Iowa State veterinary students address veterinarian shortage

Published on
information-circle This article is more than 3 years old

Students at Iowa State University College of Veterinary Medicine hope to reverse a trend in declining numbers of veterinary graduates choosing careers in food animal medicine.

Last summer, 75 veterinary students started the Veterinary Student Mixed Animal Recruitment Team with financial support from the Iowa VMA Foundation. The purpose of VSMART is the recruiting and mentoring of mostly high school students across Iowa for careers in food animal medicine.

Since then, these ambassadors for their profession have given presentations to more than 3,500 Iowans at fairs, community events, and animal science and 4-H Club meetings.

Like all livestock-dense states, Iowa, which is ranked first in pork and third in beef production in the nation, faces a shortage of large animal veterinarians. A 2003 survey by Iowa State University and the Iowa VMA concluded that Iowa would need 120 additional food animal veterinarians by 2008 to handle the state's animal agriculture demands.

The impact of such a shortfall reaches far beyond the feedlot, said Dr. Patrick G. Halbur, interim associate dean of public services and outreach at Iowa's veterinary college. "Food animal veterinarians are a vital link in the food supply chain. They're critical to safe and economical food production," Dr. Halbur said.

As fewer students from agricultural backgrounds enter veterinary colleges, the number of those interested in mixed species or food animal practices continues to decline, he added.

"Times have changed for veterinary colleges," Dr. Halbur said. "We now need to be heavily engaged in the recruitment process.
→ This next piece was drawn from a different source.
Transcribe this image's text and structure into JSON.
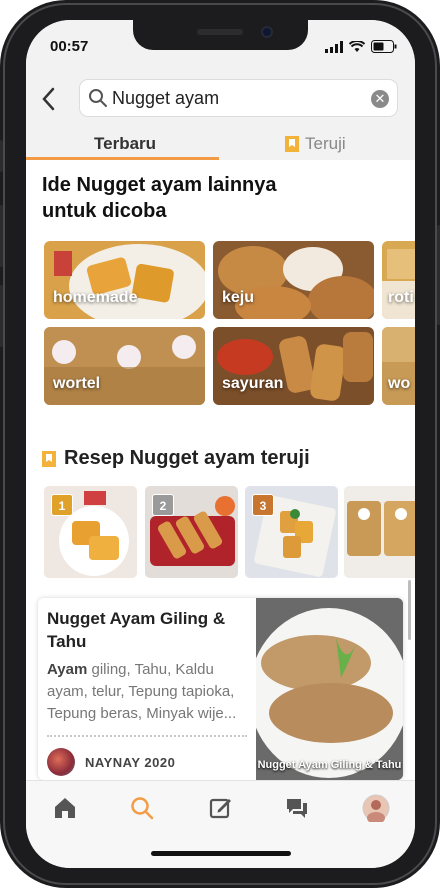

Our veterinary students are our best advocates."

VSMART members hope to reverse that trend by explaining the educational requirements for large animal practitioners and describing what happens in each year of the four-year veterinary curriculum.

They often partner with local veterinarians, sharing real-life experiences of rural practitioners. "We hope that we can make this career seem less intimidating by giving younger students a chance to interact with both a veterinarian and a veterinary student," said second-year veterinary student and VSMART president LeAnn Bouska.

"We want them to realize that becoming a veterinarian is an attainable goal and a great career," Bouska said.